An excellent new book on the Messianic view of the Qumran community is, The First Messiah, by Michael O. Wise.

3:4 John's appearance

John did not dress as a typical Essene, who were known to wear white garments. His appearance is a direct association with the poor, and an association with Elijah (2 Kings 1:8). He ate locusts, some of which are kosher (Leviticus 11:21,22), and were the poor man’s food in Yeshua’s day. John lived outside the normal framework of the society so he could perform his task.

3:6 Confessing their sins

"Confessing sins" is saying the same thing about them as God says. Sin is defined as a violation of God's Torah, typically translated as, "transgressing the Law"  (1 John 3:4). Unfortunately, "Law" is an incorrect translation of "Torah," yet is used in all Christian Bibles. A correct translation of Torah is "revelation" or "instruction" from God. Yeshua Himself said that none of the Torah is done away with (Matthew 5:17-21) as does Paul (Romans 3:31). We will cover this in detail in an upcoming section. Scripture also tells us that Yeshua and the Father's will are both one, that God does not change, and that Yeshua is the same yesterday, today and tomorrow.

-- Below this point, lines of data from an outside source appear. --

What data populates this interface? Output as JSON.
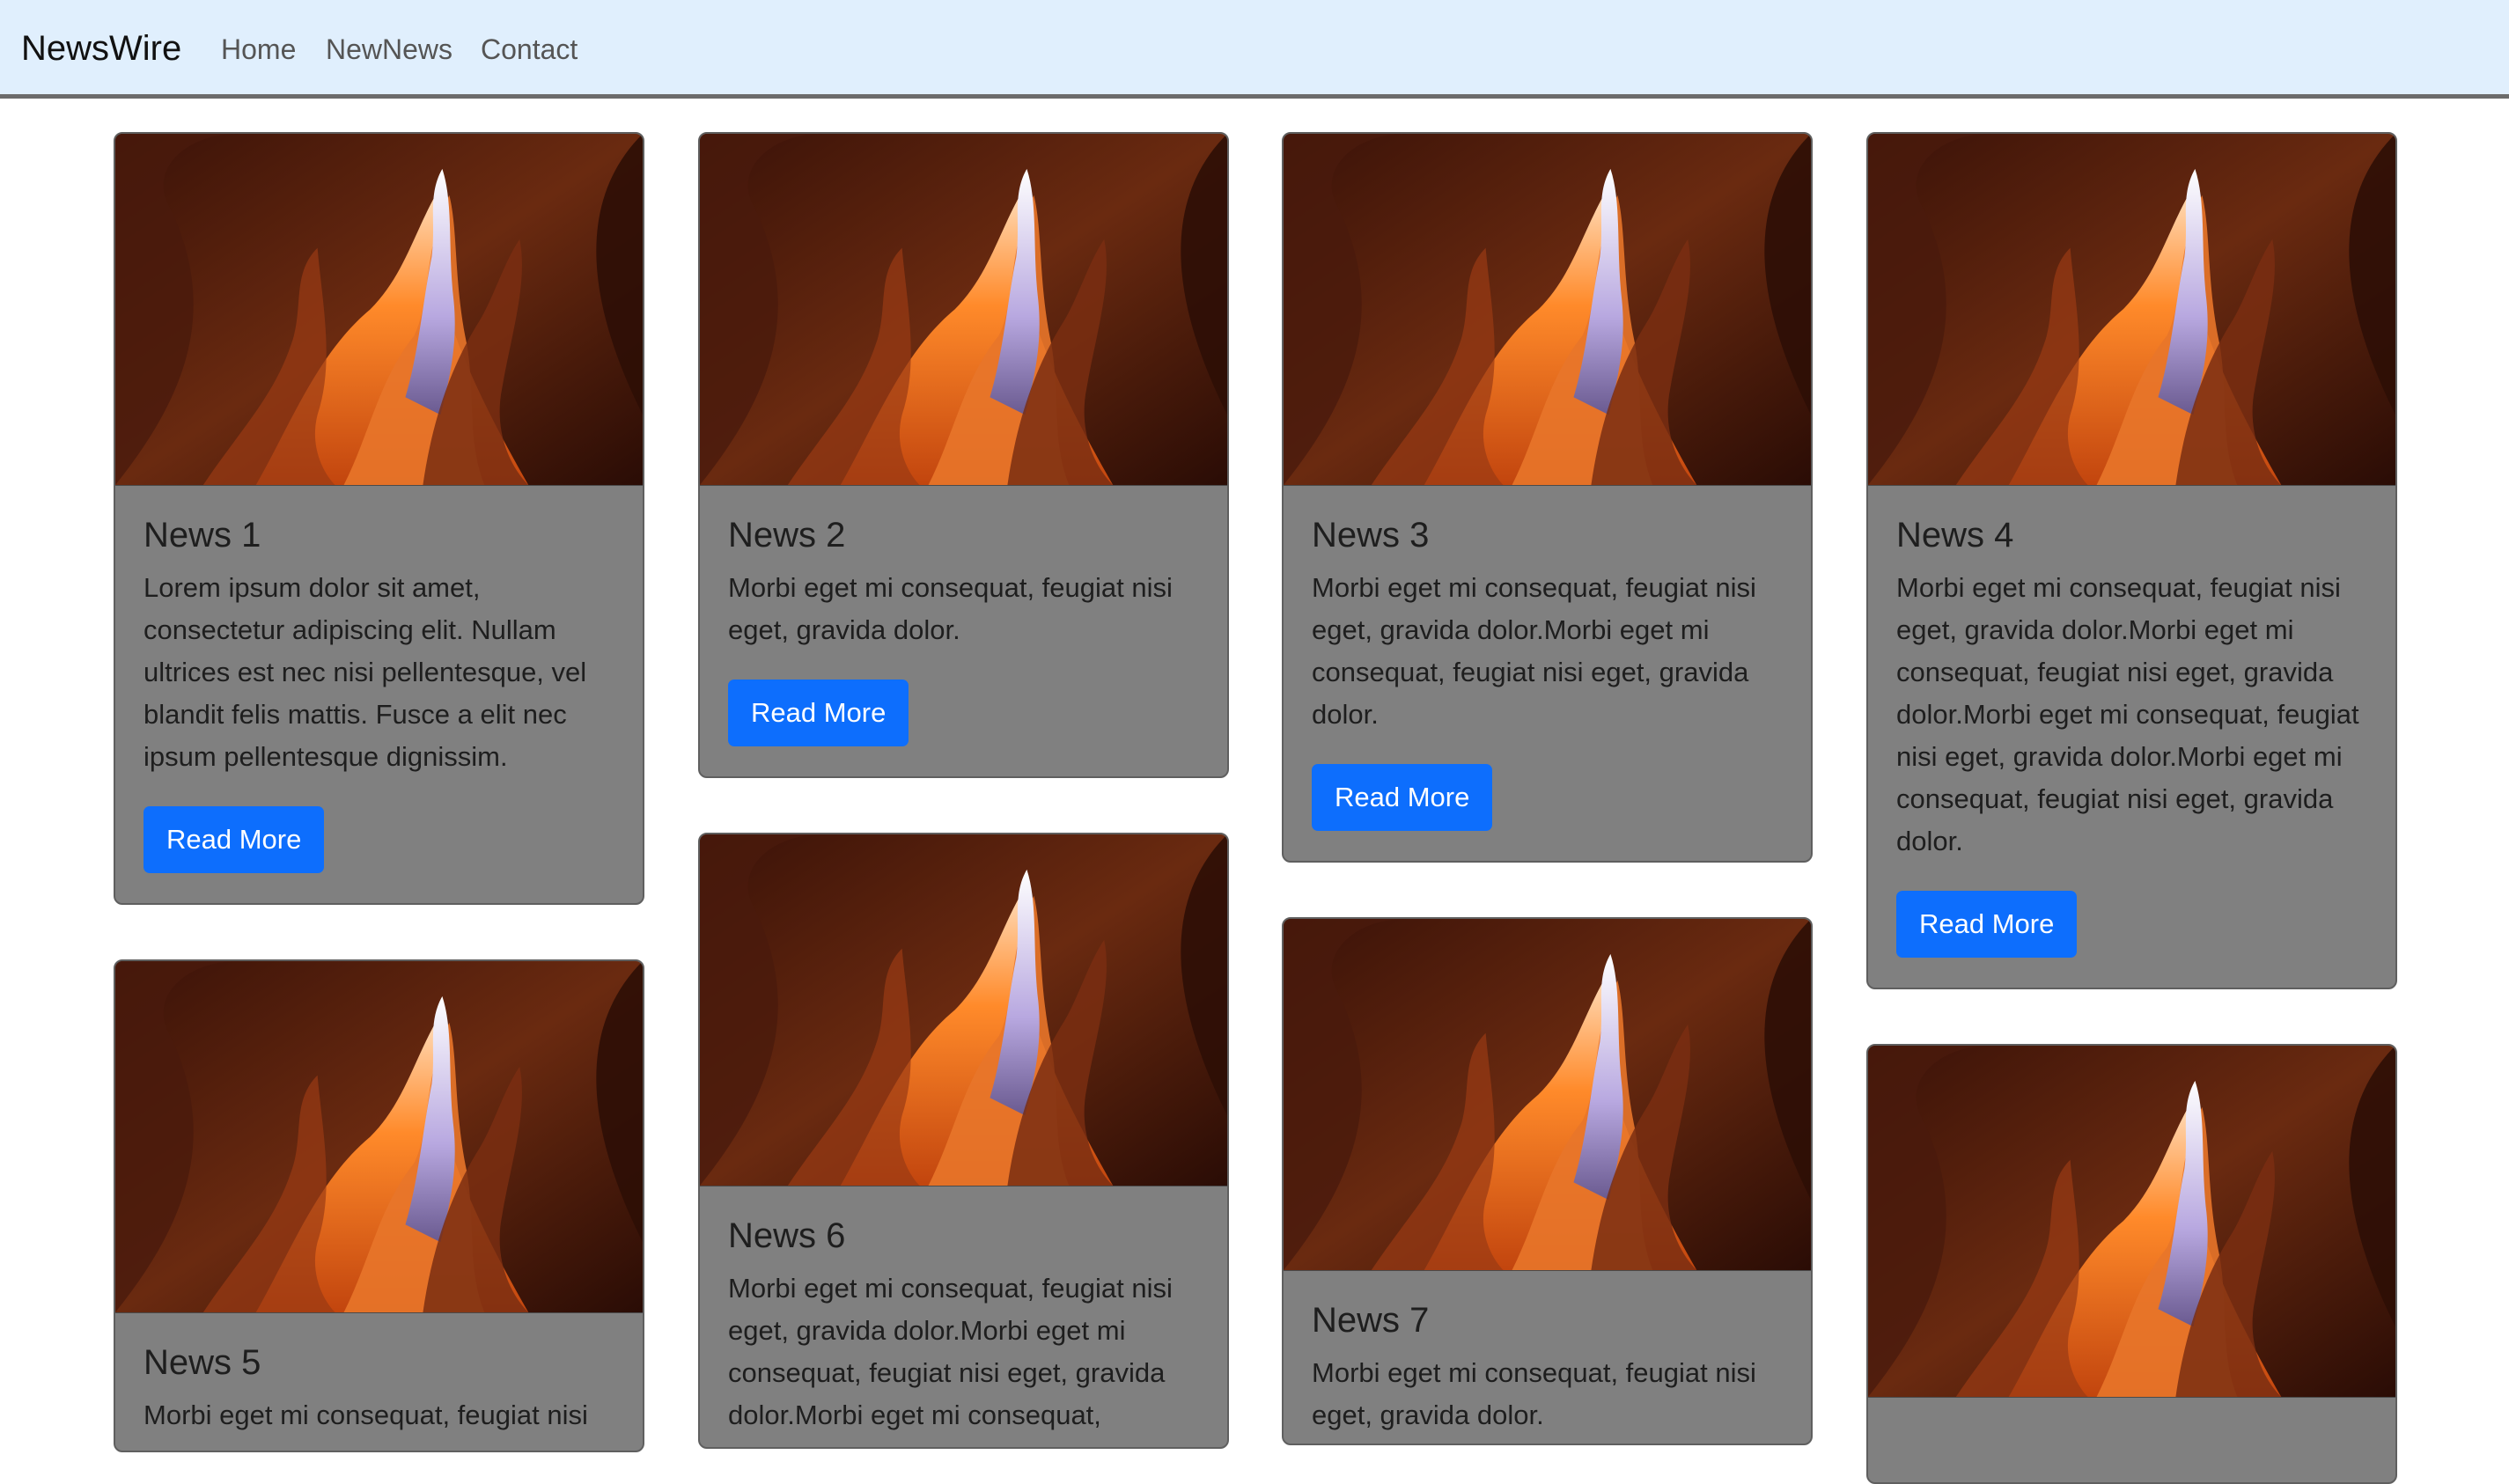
{
  "navbar": {
    "brand": "NewsWire",
    "links": [
      "Home",
      "NewNews",
      "Contact"
    ]
  },
  "cards": [
    {
      "title": "News 1",
      "text": "Lorem ipsum dolor sit amet, consectetur adipiscing elit. Nullam ultrices est nec nisi pellentesque, vel blandit felis mattis. Fusce a elit nec ipsum pellentesque dignissim.",
      "button": "Read More"
    },
    {
      "title": "News 2",
      "text": "Morbi eget mi consequat, feugiat nisi eget, gravida dolor.",
      "button": "Read More"
    },
    {
      "title": "News 3",
      "text": "Morbi eget mi consequat, feugiat nisi eget, gravida dolor.Morbi eget mi consequat, feugiat nisi eget, gravida dolor.",
      "button": "Read More"
    },
    {
      "title": "News 4",
      "text": "Morbi eget mi consequat, feugiat nisi eget, gravida dolor.Morbi eget mi consequat, feugiat nisi eget, gravida dolor.Morbi eget mi consequat, feugiat nisi eget, gravida dolor.Morbi eget mi consequat, feugiat nisi eget, gravida dolor.",
      "button": "Read More"
    },
    {
      "title": "News 5",
      "text": "Morbi eget mi consequat, feugiat nisi"
    },
    {
      "title": "News 6",
      "text": "Morbi eget mi consequat, feugiat nisi eget, gravida dolor.Morbi eget mi consequat, feugiat nisi eget, gravida dolor.Morbi eget mi consequat,"
    },
    {
      "title": "News 7",
      "text": "Morbi eget mi consequat, feugiat nisi eget, gravida dolor."
    },
    {
      "title": "",
      "text": ""
    }
  ],
  "colors": {
    "navbar_bg": "#e0effd",
    "card_bg": "#808080",
    "button_bg": "#0d6efd"
  }
}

If our trust is in God's provision for sin (Yeshua), then our sins are forgiven and the "curse of the Torah" is removed - it is "nailed to the cross" with Him. (This is what Paul talks about in several of his epistles - Our Romans study will cover this in detail.) The Torah's condemnation of us and its role as a "tutor" (or "guardian") comes to an end once we come to faith. However, the Torah (all of it) remains as our guideline to determine what sin is, and if we are "living right" with God. We shall discuss this as we go along in this study.

3:7 Pharisees and Saducees

There were two main religious factions in Israel. The Saducees, who held to strictly literal, Torah-only view, became the temple power, became corrupt. The Pharisees, who were the Heirs of Ezra, fathers of Rabbinic Judaism, believed in extrapolating from Torah according to the Oral tradition which was believed to also have been given to Moses at Sinai. These oral teachings, many predating Yeshua, were finally put into print in the form of the Talmud between the 2nd and 5th centuries.

As shown earlier in this study, Yeshua Himself quoted from the Talmud regularly. (If you click on this link, use the BACK button to return to this page.)

Also see notes on 2:4 in previous section.

3:8 Bring forth therefore fruits meet for repentance:

The phrase "to bring forth fruit" in a Hebraic spiritual context, means more than simply "doing good deeds." It refers to spiritual insight and teachings.

3:17 My beloved son

Adam also was God’s son (Luke 3:23). In 1 Corinthians, Yeshua is compared to Adam.

1. As found in the DuTillet Hebrew Matthew. The same is true for Matthew 4:17 and 10:7.